While much ink has been spilled over the process by which lottery privatization has progressed in Pennsylvania, not enough attention has been paid to the most dangerous aspect of the proposal: the broad introduction of video keno.
Video keno is a personal, real-time numbers-based lottery game. But rather than waiting for a twice-daily drawing, the player has his or her own personal monitor that provides instantaneous feedback. It is a perpetual lottery. And it presents the opportunity for swift, massive losses -- the house edge is as high as 12 percent, and the game can be played a dozen times per minute.
We mustn't be timid about describing this as what it is: a tremendous and highly-regressive tax largely on the underprivileged and the elderly. It is funding government programs on the backs of precisely those whom those programs are supposed to benefit. It is an overwhelmingly cynical attempt to tap into the hope -- necessarily more common among the lower classes, the unemployed and those on fixed incomes -- that Lady Luck will deliver a payday in order to make a buck for the Harrisburg bureaucracy.
Libertarian appeals to the "freedom" of the players are equally cynical, and are rarely made by those who have experienced want. It is easy to talk about freedom when the game holds no appeal for oneself. And do we foster entrepreneurship and initiative by dangling -- at every corner bar! -- the hope of an escape from poverty by luck rather than work (or, God forbid, community solidarity)?
And what about the freedom of the addict? The instant gratification and ubiquitous availability of the proposed keno program remind one of nothing more than Internet pornography. These qualities -- in combination with the primal thrill many receive from gambling -- create a toxic and addictive cocktail. And it is the avowed purpose of video keno to entice participation, to bring the lottery to as many people as possible.
It is an unpleasant thing to say, but honesty demands it: The success of this program depends on the addictiveness of the game. Addicts equal revenue.
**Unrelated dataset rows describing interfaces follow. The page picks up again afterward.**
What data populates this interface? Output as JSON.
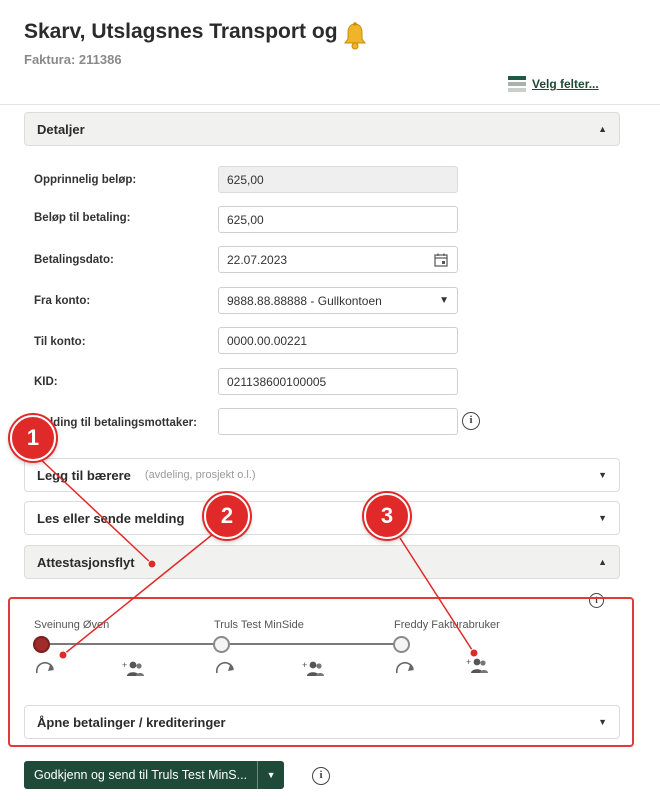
{
  "header": {
    "title": "Skarv, Utslagsnes Transport og",
    "subtitle": "Faktura: 211386",
    "velg_felter": "Velg felter..."
  },
  "detaljer": {
    "title": "Detaljer",
    "fields": {
      "opprinnelig_label": "Opprinnelig beløp:",
      "opprinnelig_value": "625,00",
      "belop_label": "Beløp til betaling:",
      "belop_value": "625,00",
      "dato_label": "Betalingsdato:",
      "dato_value": "22.07.2023",
      "fra_label": "Fra konto:",
      "fra_value": "9888.88.88888 - Gullkontoen",
      "til_label": "Til konto:",
      "til_value": "0000.00.00221",
      "kid_label": "KID:",
      "kid_value": "021138600100005",
      "melding_label": "Melding til betalingsmottaker:",
      "melding_value": ""
    }
  },
  "panels": {
    "baerere_title": "Legg til bærere",
    "baerere_hint": "(avdeling, prosjekt o.l.)",
    "melding_title": "Les eller sende melding",
    "attestasjon_title": "Attestasjonsflyt",
    "apne_title": "Åpne betalinger / krediteringer"
  },
  "flow": {
    "steps": [
      "Sveinung Øven",
      "Truls Test MinSide",
      "Freddy Fakturabruker"
    ]
  },
  "callouts": [
    "1",
    "2",
    "3"
  ],
  "action": {
    "primary_label": "Godkjenn og send til Truls Test MinS..."
  },
  "colors": {
    "accent": "#1f4a3a",
    "callout": "#e02a2a",
    "active_step": "#a02b2b"
  }
}
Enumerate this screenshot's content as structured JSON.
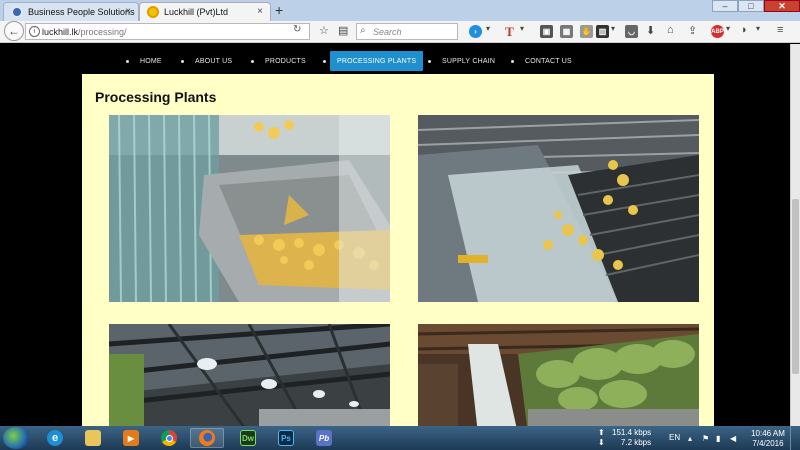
{
  "browser": {
    "tabs": [
      {
        "title": "Business People Solutions",
        "active": false
      },
      {
        "title": "Luckhill (Pvt)Ltd",
        "active": true
      }
    ],
    "new_tab_symbol": "+",
    "close_symbol": "×",
    "url_host": "luckhill.lk",
    "url_path": "/processing/",
    "search_placeholder": "Search",
    "window_controls": {
      "minimize": "–",
      "maximize": "□",
      "close": "✕"
    }
  },
  "site": {
    "menu": [
      {
        "label": "HOME",
        "active": false
      },
      {
        "label": "ABOUT US",
        "active": false
      },
      {
        "label": "PRODUCTS",
        "active": false
      },
      {
        "label": "PROCESSING PLANTS",
        "active": true
      },
      {
        "label": "SUPPLY CHAIN",
        "active": false
      },
      {
        "label": "CONTACT US",
        "active": false
      }
    ],
    "page_title": "Processing Plants",
    "colors": {
      "panel": "#ffffc6",
      "active_menu": "#1e8fcf",
      "background": "#000000"
    }
  },
  "taskbar": {
    "apps": [
      {
        "name": "internet-explorer-icon",
        "label": "e",
        "open": false
      },
      {
        "name": "file-explorer-icon",
        "label": "",
        "open": false
      },
      {
        "name": "media-player-icon",
        "label": "▶",
        "open": false
      },
      {
        "name": "chrome-icon",
        "label": "",
        "open": false
      },
      {
        "name": "firefox-icon",
        "label": "",
        "open": true
      },
      {
        "name": "dreamweaver-icon",
        "label": "Dw",
        "open": false
      },
      {
        "name": "photoshop-icon",
        "label": "Ps",
        "open": false
      },
      {
        "name": "pb-app-icon",
        "label": "Pb",
        "open": false
      }
    ],
    "net_up": "151.4 kbps",
    "net_down": "7.2 kbps",
    "language": "EN",
    "time": "10:46 AM",
    "date": "7/4/2016"
  }
}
It is one thing to sequester such gaming to a few large casinos. Most patrons currently have to make a special trip to play, allowing development of a more detached and healthy relationship with gambling; it becomes an irregular, "special day" activity. Consider, then, the difference when instant-gratification gambling becomes an unavoidable aspect of everyday life -- when every corner bar and restaurant has a bank of screens glowing with the promise of a spontaneous payday. Consider the difference when almost every establishment that serves alcohol also provides fast-paced gambling. I shouldn't need to elaborate on the dangers of that combination.
The lottery proposal, though, is socially corrosive beyond questions of finance and even addiction. This type of gambling is alienating. It isolates the player in a tiny universe, where all that exists is the player, the machine and the fleeting-though-intoxicating thrill of the game. It takes one of the most important of social institutions -- the bar or restaurant -- where communities come together, friendships are made, plans are hatched and disputes are settled (and sometimes commenced), and imposes upon that place a terribly profitable individualistic temptation. It is a temptation -- again, like pornography -- to recede from the world to a domain of private pleasures.
One might argue that nothing is being imposed on these establishments. Though superficially true, few business owners will decline a new source of revenue, especially once competitors have installed the machines. Hopefully, wise barkeeps would recognize that the effects on the atmosphere of the establishment would outweigh the benefits both abstractly and, in the end, financially. But I'm not holding my breath.
The great political consternation over the transparency and legitimacy of the lottery privatization process has obscured substantial questions about the substance of the proposal itself. Video keno is a cynical attempt to cash in on desperation and bad judgment -- bad judgment that the state will be encouraging. It supercharges the lottery, making it into an alienating and intoxicating form of private entertainment (albeit in a public place).
The damage to the common good caused by video keno far outweighs any profits that might accrue to state coffers.
Brandon McGinley is field director of the PA Family Institute, a nonprofit research and education organization that works to strengthen families (email@example.com).